One reason for the loss of a mineral into the hair is a biounavailable mineral. This is a difficult concept, perhaps best illustrated by the case of calcium. Many older people have elevated levels of calcium in their tissues, causing symptoms such as arthritis, hardened arteries, kidney stones, gall stones and other calcium deposition symptoms. They also often have elevated hair tissue calcium levels. However, they often have a deficiency of calcium in their bones, where calcium belongs.
Their problem is not simply excess calcium, it is more complex. It is an inability to maintain calcium in the bones and blood in the proper, ionizable form. Thus calcium begins to precipitate into the tissues, much like the calcium deposits on faucets in areas of hard water. The hair is one of the places biounavailable calcium may deposit. Supplementing calcium and magnesium may help retard bone loss in these cases. Let us consider some other examples:
Copper. As a rule of thumb, when the sodium/potassium ratio is less than about 2:1, copper becomes biounavailable. This occurs because adequate adrenal activity is needed for the production of ceruloplasmin, a copper binding protein. In these cases, it is wise to supplement with a small amount of copper for a while, even if the tissue copper level is high.
This helps restore glandular activity, which requires bioavailable copper. Dr. Eck likened this to priming an old fashioned water pump. You had to put in a little water in order for it to start pumping out water.
Zinc. Elevated hair zinc levels occur commonly. However, as a general rule, zinc is less often biologically unavailable than either copper, calcium or magnesium. Zinc toxicity is rare, so this is usually not the reason for the high level.
Instead, we find that zinc may rise to help mitigate the symptoms associated with high tissue copper. Zinc also may be elevated to maintain another ratio, such as the sodium/potassium ratio. Finally, an elevated zinc can represent a loss of zinc. The body may dump zinc as a response to stress or to maintain another ratio such as the sodium/potassium ratio.
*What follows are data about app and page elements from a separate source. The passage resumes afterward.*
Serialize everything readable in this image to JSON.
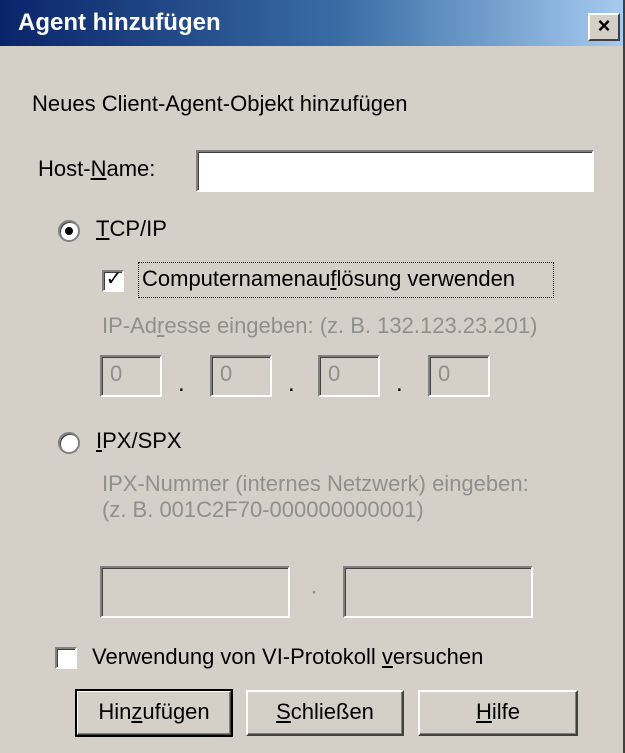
{
  "window": {
    "title": "Agent hinzufügen",
    "close_glyph": "×"
  },
  "dialog": {
    "heading": "Neues Client-Agent-Objekt hinzufügen",
    "host_name": {
      "label_pre": "Host-",
      "label_u": "N",
      "label_post": "ame:",
      "value": ""
    },
    "tcpip": {
      "selected": true,
      "label_u": "T",
      "label_post": "CP/IP",
      "resolve": {
        "checked": true,
        "label_pre": "Computernamenau",
        "label_u": "f",
        "label_post": "lösung verwenden"
      },
      "ip_hint": {
        "pre": "IP-Ad",
        "u": "r",
        "post": "esse eingeben: (z. B. 132.123.23.201)"
      },
      "octets": [
        "0",
        "0",
        "0",
        "0"
      ],
      "separator": "."
    },
    "ipxspx": {
      "selected": false,
      "label_u": "I",
      "label_post": "PX/SPX",
      "hint_line1": "IPX-Nummer (internes Netzwerk) eingeben:",
      "hint_line2": "(z. B. 001C2F70-000000000001)",
      "fields": [
        "",
        ""
      ],
      "separator": "·"
    },
    "vi_protocol": {
      "checked": false,
      "label_pre": "Verwendung von VI-Protokoll ",
      "label_u": "v",
      "label_post": "ersuchen"
    }
  },
  "buttons": {
    "add": {
      "pre": "Hin",
      "u": "z",
      "post": "ufügen"
    },
    "close": {
      "pre": "",
      "u": "S",
      "post": "chließen"
    },
    "help": {
      "pre": "",
      "u": "H",
      "post": "ilfe"
    }
  },
  "icons": {
    "radio_selected": "radio-selected-icon",
    "checkbox_checked": "checkmark-icon"
  },
  "colors": {
    "face": "#d4d0c8",
    "title_start": "#0a246a",
    "title_end": "#a6caf0",
    "disabled_text": "#8f8f8f"
  }
}
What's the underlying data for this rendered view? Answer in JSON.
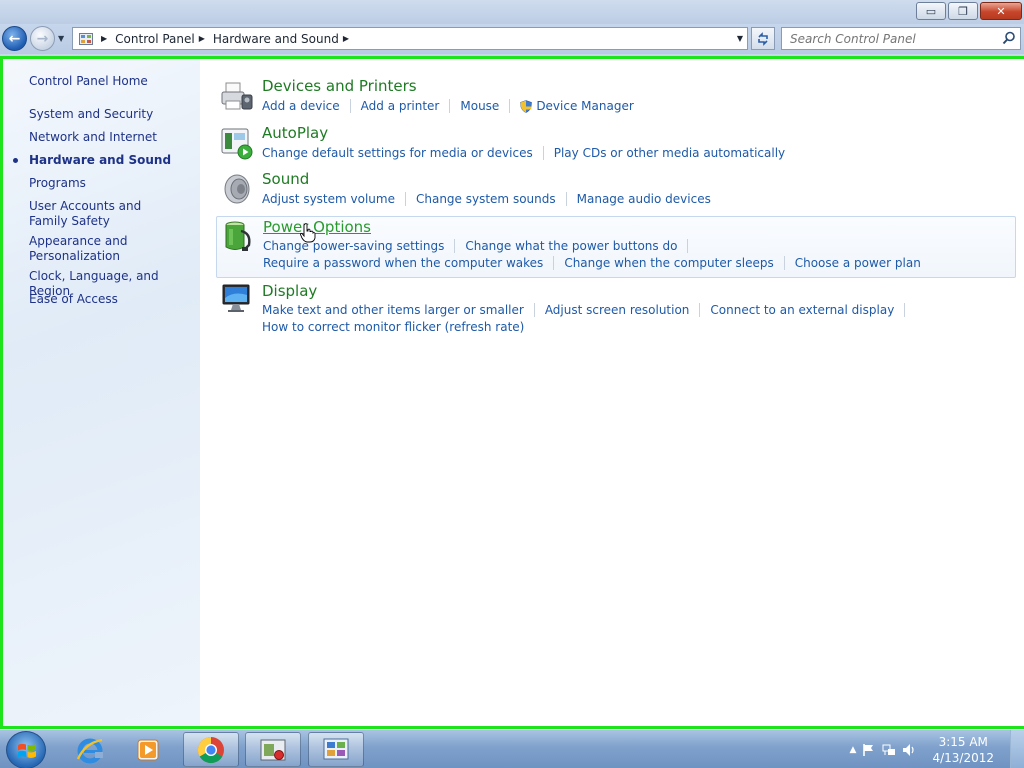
{
  "window": {
    "minimize_glyph": "▭",
    "restore_glyph": "❐",
    "close_glyph": "✕"
  },
  "nav": {
    "back_glyph": "←",
    "forward_glyph": "→",
    "breadcrumbs": [
      "Control Panel",
      "Hardware and Sound"
    ],
    "search_placeholder": "Search Control Panel"
  },
  "sidebar": {
    "home": "Control Panel Home",
    "items": [
      {
        "label": "System and Security",
        "active": false
      },
      {
        "label": "Network and Internet",
        "active": false
      },
      {
        "label": "Hardware and Sound",
        "active": true
      },
      {
        "label": "Programs",
        "active": false
      },
      {
        "label": "User Accounts and Family Safety",
        "active": false
      },
      {
        "label": "Appearance and Personalization",
        "active": false
      },
      {
        "label": "Clock, Language, and Region",
        "active": false
      },
      {
        "label": "Ease of Access",
        "active": false
      }
    ]
  },
  "categories": [
    {
      "title": "Devices and Printers",
      "icon": "printer-icon",
      "rows": [
        [
          "Add a device",
          "Add a printer",
          "Mouse",
          "Device Manager"
        ]
      ]
    },
    {
      "title": "AutoPlay",
      "icon": "autoplay-icon",
      "rows": [
        [
          "Change default settings for media or devices",
          "Play CDs or other media automatically"
        ]
      ]
    },
    {
      "title": "Sound",
      "icon": "speaker-icon",
      "rows": [
        [
          "Adjust system volume",
          "Change system sounds",
          "Manage audio devices"
        ]
      ]
    },
    {
      "title": "Power Options",
      "icon": "battery-icon",
      "rows": [
        [
          "Change power-saving settings",
          "Change what the power buttons do"
        ],
        [
          "Require a password when the computer wakes",
          "Change when the computer sleeps",
          "Choose a power plan"
        ]
      ]
    },
    {
      "title": "Display",
      "icon": "monitor-icon",
      "rows": [
        [
          "Make text and other items larger or smaller",
          "Adjust screen resolution",
          "Connect to an external display"
        ],
        [
          "How to correct monitor flicker (refresh rate)"
        ]
      ]
    }
  ],
  "taskbar": {
    "clock_time": "3:15 AM",
    "clock_date": "4/13/2012",
    "tray_chevron": "▲"
  },
  "colors": {
    "frame_border": "#1de41b",
    "category_title": "#1e7b23",
    "link": "#1e5aa8",
    "sidebar_link": "#1e3287"
  }
}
For these reasons, it is possible your supplement program will recommend zinc even if the level is high on the hair analysis. Most often, the level will decrease toward normal on a retest in spite of the zinc supplementation.
Manganese. Manganese also has a complex metabolism. Manganese toxicity may occur, from water supplies or other exposure. However, unavailable manganese or manganese as a defender of another ratio also occurs. Thus manganese, like zinc, may be recommended even though the hair tissue level appears elevated.
Bioavailable manganese may be recommended to help raise the sodium/potassium ratio. Bioavailable manganese may also be recommended to enhance cellular energy production in the mitochondria. It is also needed for tendon and ligament integrity.
An important reason for supplementing a nutrient even if it appears elevated is to balance a critical ratio, often the sodium/potassium ratio. This is a key to restoring body chemistry, energy production, carbohydrate tolerance, immune system activity and many other functions.
The minerals copper, manganese, iron and chromium all help raise the sodium/potassium ratio. These minerals may be recommended to raise the sodium/potassium ratio even if the levels of the minerals appear elevated on the hair analysis. This is not a mistake. Balancing the ratio takes precedence in these cases. The method is valid because most often, on a retest several months later, the levels of the elevated minerals decrease in spite of the supplementation.